* WHAT YOU WILL DO *
Copy every line of the records that includes the word "this".

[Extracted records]
_ _ _ _ _ _ _

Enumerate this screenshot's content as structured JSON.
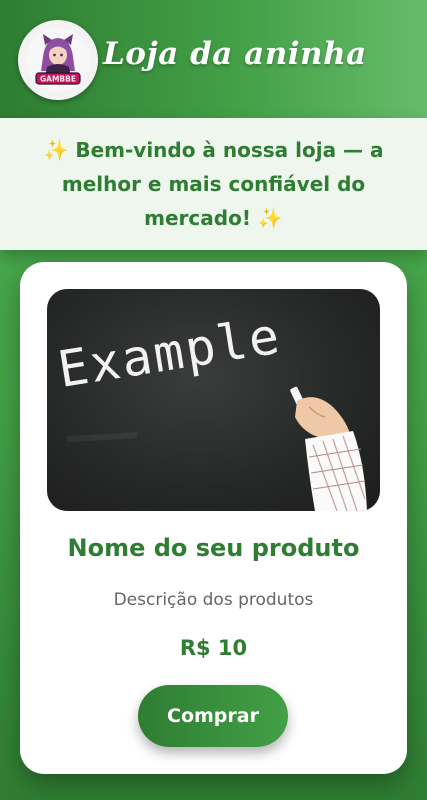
{
  "header": {
    "brand_name": "Loja da aninha",
    "logo_icon": "anime-girl-logo-icon",
    "logo_text": "GAMBBE"
  },
  "banner": {
    "text": "✨ Bem-vindo à nossa loja — a melhor e mais confiável do mercado! ✨"
  },
  "product": {
    "image_text": "Example",
    "name": "Nome do seu produto",
    "description": "Descrição dos produtos",
    "price": "R$ 10",
    "buy_label": "Comprar"
  },
  "colors": {
    "primary_green": "#2e7d32",
    "accent_green": "#43a047",
    "banner_bg": "#eef6ee",
    "card_bg": "#ffffff"
  }
}
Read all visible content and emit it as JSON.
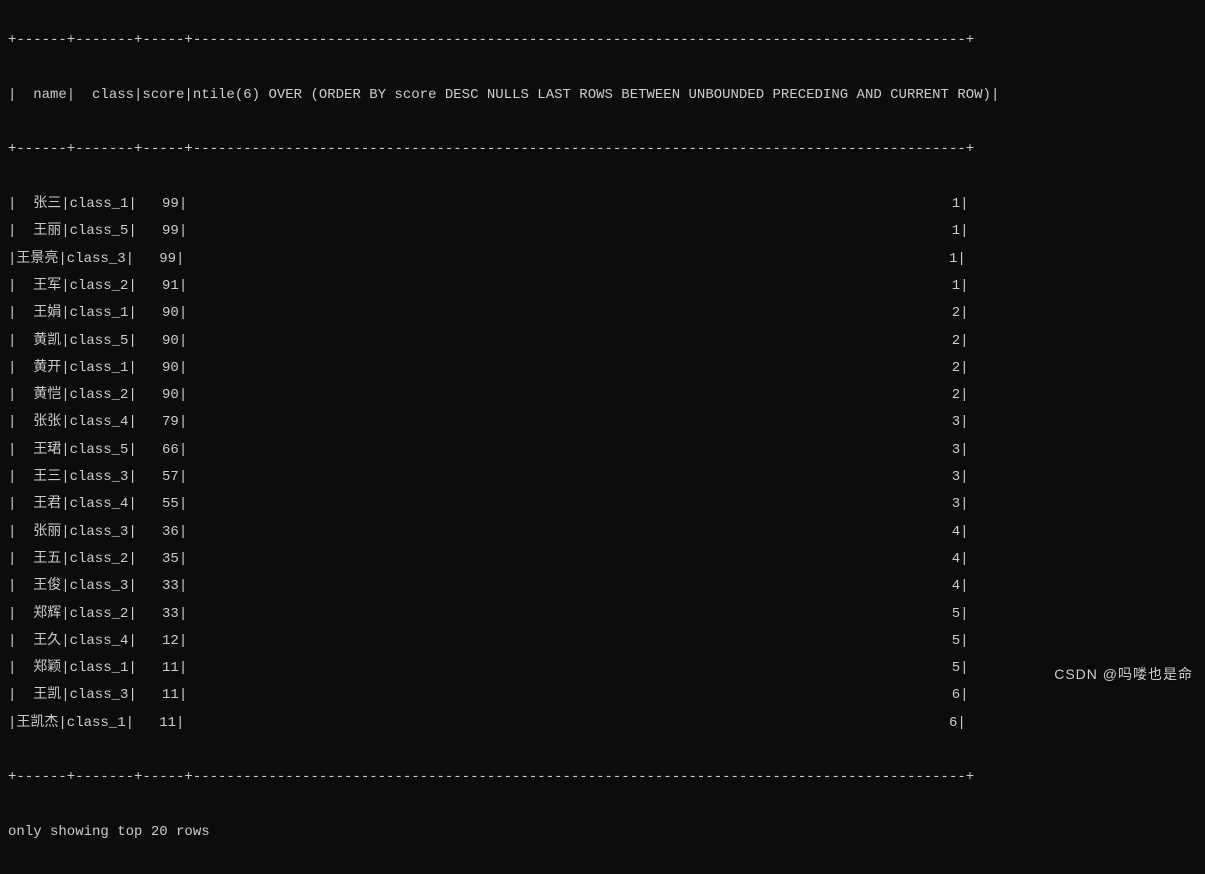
{
  "columns": {
    "name": "name",
    "class": "class",
    "score": "score",
    "ntile": "ntile(6) OVER (ORDER BY score DESC NULLS LAST ROWS BETWEEN UNBOUNDED PRECEDING AND CURRENT ROW)"
  },
  "col_widths": {
    "name": 6,
    "class": 7,
    "score": 5,
    "ntile": 92
  },
  "chart_data": {
    "type": "table",
    "title": "ntile(6) window query result (top 20 rows)",
    "columns": [
      "name",
      "class",
      "score",
      "ntile"
    ],
    "rows": [
      {
        "name": "张三",
        "class": "class_1",
        "score": 99,
        "ntile": 1
      },
      {
        "name": "王丽",
        "class": "class_5",
        "score": 99,
        "ntile": 1
      },
      {
        "name": "王景亮",
        "class": "class_3",
        "score": 99,
        "ntile": 1
      },
      {
        "name": "王军",
        "class": "class_2",
        "score": 91,
        "ntile": 1
      },
      {
        "name": "王娟",
        "class": "class_1",
        "score": 90,
        "ntile": 2
      },
      {
        "name": "黄凯",
        "class": "class_5",
        "score": 90,
        "ntile": 2
      },
      {
        "name": "黄开",
        "class": "class_1",
        "score": 90,
        "ntile": 2
      },
      {
        "name": "黄恺",
        "class": "class_2",
        "score": 90,
        "ntile": 2
      },
      {
        "name": "张张",
        "class": "class_4",
        "score": 79,
        "ntile": 3
      },
      {
        "name": "王珺",
        "class": "class_5",
        "score": 66,
        "ntile": 3
      },
      {
        "name": "王三",
        "class": "class_3",
        "score": 57,
        "ntile": 3
      },
      {
        "name": "王君",
        "class": "class_4",
        "score": 55,
        "ntile": 3
      },
      {
        "name": "张丽",
        "class": "class_3",
        "score": 36,
        "ntile": 4
      },
      {
        "name": "王五",
        "class": "class_2",
        "score": 35,
        "ntile": 4
      },
      {
        "name": "王俊",
        "class": "class_3",
        "score": 33,
        "ntile": 4
      },
      {
        "name": "郑辉",
        "class": "class_2",
        "score": 33,
        "ntile": 5
      },
      {
        "name": "王久",
        "class": "class_4",
        "score": 12,
        "ntile": 5
      },
      {
        "name": "郑颖",
        "class": "class_1",
        "score": 11,
        "ntile": 5
      },
      {
        "name": "王凯",
        "class": "class_3",
        "score": 11,
        "ntile": 6
      },
      {
        "name": "王凯杰",
        "class": "class_1",
        "score": 11,
        "ntile": 6
      }
    ]
  },
  "footer": "only showing top 20 rows",
  "watermark": "CSDN @吗喽也是命"
}
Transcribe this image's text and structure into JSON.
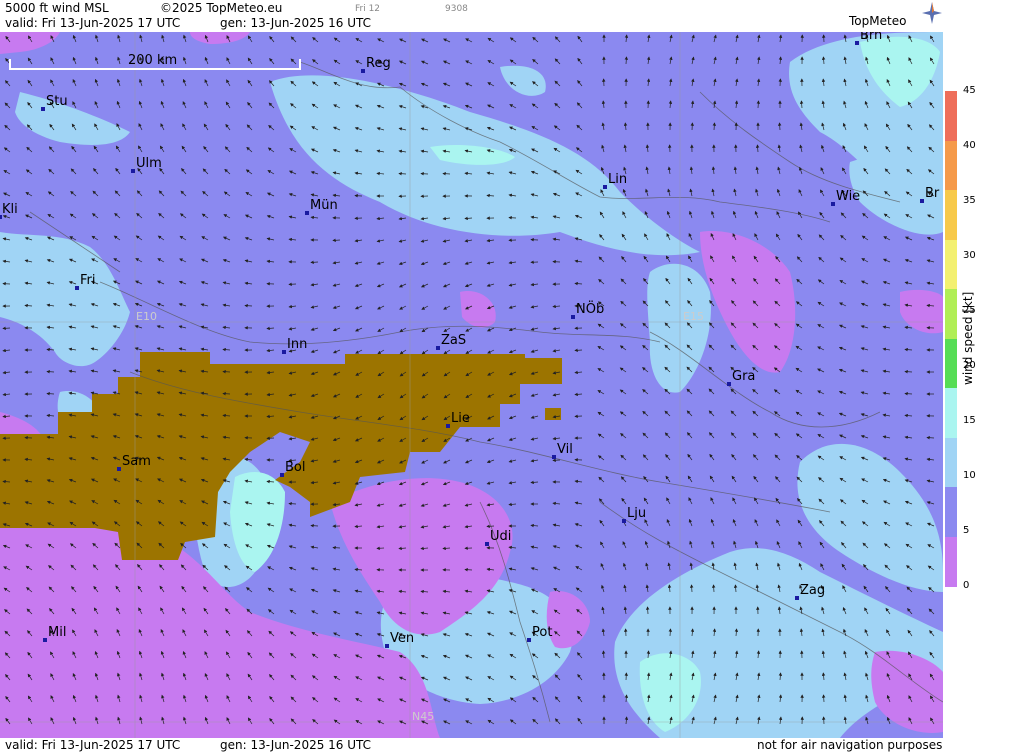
{
  "header": {
    "product": "5000 ft wind MSL",
    "copyright": "©2025 TopMeteo.eu",
    "small1": "Fri 12",
    "small2": "9308",
    "valid": "valid:  Fri  13-Jun-2025  17 UTC",
    "gen": "gen: 13-Jun-2025 16 UTC",
    "logo": "TopMeteo"
  },
  "footer": {
    "valid": "valid:  Fri  13-Jun-2025  17 UTC",
    "gen": "gen: 13-Jun-2025 16 UTC",
    "disclaimer": "not for air navigation purposes"
  },
  "scale": {
    "label": "200 km"
  },
  "grid_labels": [
    "E10",
    "E15",
    "N45"
  ],
  "legend": {
    "title": "wind  speed  [kt]",
    "ticks": [
      "45",
      "40",
      "35",
      "30",
      "25",
      "20",
      "15",
      "10",
      "5",
      "0"
    ],
    "colors": [
      "#ee6e5a",
      "#f59a4a",
      "#f7c94a",
      "#f3f070",
      "#b0ee55",
      "#55dd55",
      "#aaf5f0",
      "#a0d4f5",
      "#8b89f0",
      "#c77af0"
    ]
  },
  "cities": [
    {
      "name": "Brn"
    },
    {
      "name": "Reg"
    },
    {
      "name": "Stu"
    },
    {
      "name": "Ulm"
    },
    {
      "name": "Lin"
    },
    {
      "name": "Wie"
    },
    {
      "name": "Br"
    },
    {
      "name": "Kli"
    },
    {
      "name": "Mün"
    },
    {
      "name": "Fri"
    },
    {
      "name": "NÖb"
    },
    {
      "name": "Inn"
    },
    {
      "name": "ZaS"
    },
    {
      "name": "Gra"
    },
    {
      "name": "Lie"
    },
    {
      "name": "Vil"
    },
    {
      "name": "Sam"
    },
    {
      "name": "Bol"
    },
    {
      "name": "Lju"
    },
    {
      "name": "Udi"
    },
    {
      "name": "Zag"
    },
    {
      "name": "Mil"
    },
    {
      "name": "Ven"
    },
    {
      "name": "Pot"
    }
  ]
}
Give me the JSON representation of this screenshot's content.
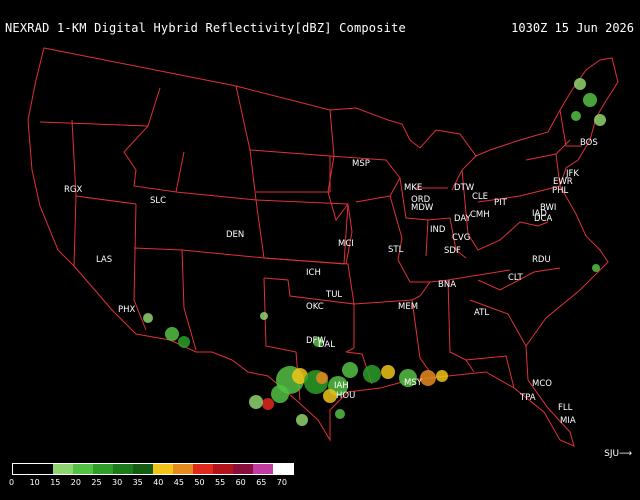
{
  "header": {
    "title": "NEXRAD 1-KM Digital Hybrid Reflectivity[dBZ] Composite",
    "timestamp": "1030Z 15 Jun 2026"
  },
  "credit": "SJU⟶",
  "legend": {
    "labels": [
      "0",
      "10",
      "15",
      "20",
      "25",
      "30",
      "35",
      "40",
      "45",
      "50",
      "55",
      "60",
      "65",
      "70"
    ],
    "colors": [
      "#000000",
      "#000000",
      "#8fd46e",
      "#55c144",
      "#2e9d2a",
      "#1d7a1a",
      "#145c12",
      "#f0c419",
      "#e58a1f",
      "#e0291d",
      "#b2141a",
      "#8a0e3b",
      "#c03ca1",
      "#ffffff"
    ]
  },
  "cities": [
    {
      "code": "RGX"
    },
    {
      "code": "SLC"
    },
    {
      "code": "DEN"
    },
    {
      "code": "LAS"
    },
    {
      "code": "PHX"
    },
    {
      "code": "ICH"
    },
    {
      "code": "MCI"
    },
    {
      "code": "TUL"
    },
    {
      "code": "OKC"
    },
    {
      "code": "DFW"
    },
    {
      "code": "DAL"
    },
    {
      "code": "IAH"
    },
    {
      "code": "HOU"
    },
    {
      "code": "MSP"
    },
    {
      "code": "MKE"
    },
    {
      "code": "ORD"
    },
    {
      "code": "MDW"
    },
    {
      "code": "STL"
    },
    {
      "code": "IND"
    },
    {
      "code": "SDF"
    },
    {
      "code": "DTW"
    },
    {
      "code": "CLE"
    },
    {
      "code": "DAY"
    },
    {
      "code": "CMH"
    },
    {
      "code": "CVG"
    },
    {
      "code": "PIT"
    },
    {
      "code": "MEM"
    },
    {
      "code": "BNA"
    },
    {
      "code": "ATL"
    },
    {
      "code": "CLT"
    },
    {
      "code": "RDU"
    },
    {
      "code": "MSY"
    },
    {
      "code": "TPA"
    },
    {
      "code": "MCO"
    },
    {
      "code": "FLL"
    },
    {
      "code": "MIA"
    },
    {
      "code": "BOS"
    },
    {
      "code": "JFK"
    },
    {
      "code": "EWR"
    },
    {
      "code": "PHL"
    },
    {
      "code": "BWI"
    },
    {
      "code": "IAD"
    },
    {
      "code": "DCA"
    }
  ]
}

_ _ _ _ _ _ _

* FINISHED EXERCISE *
Enumerate this screenshot's content as structured JSON.
Transcribe this image's text and structure into JSON.
Give me the JSON representation of this screenshot's content.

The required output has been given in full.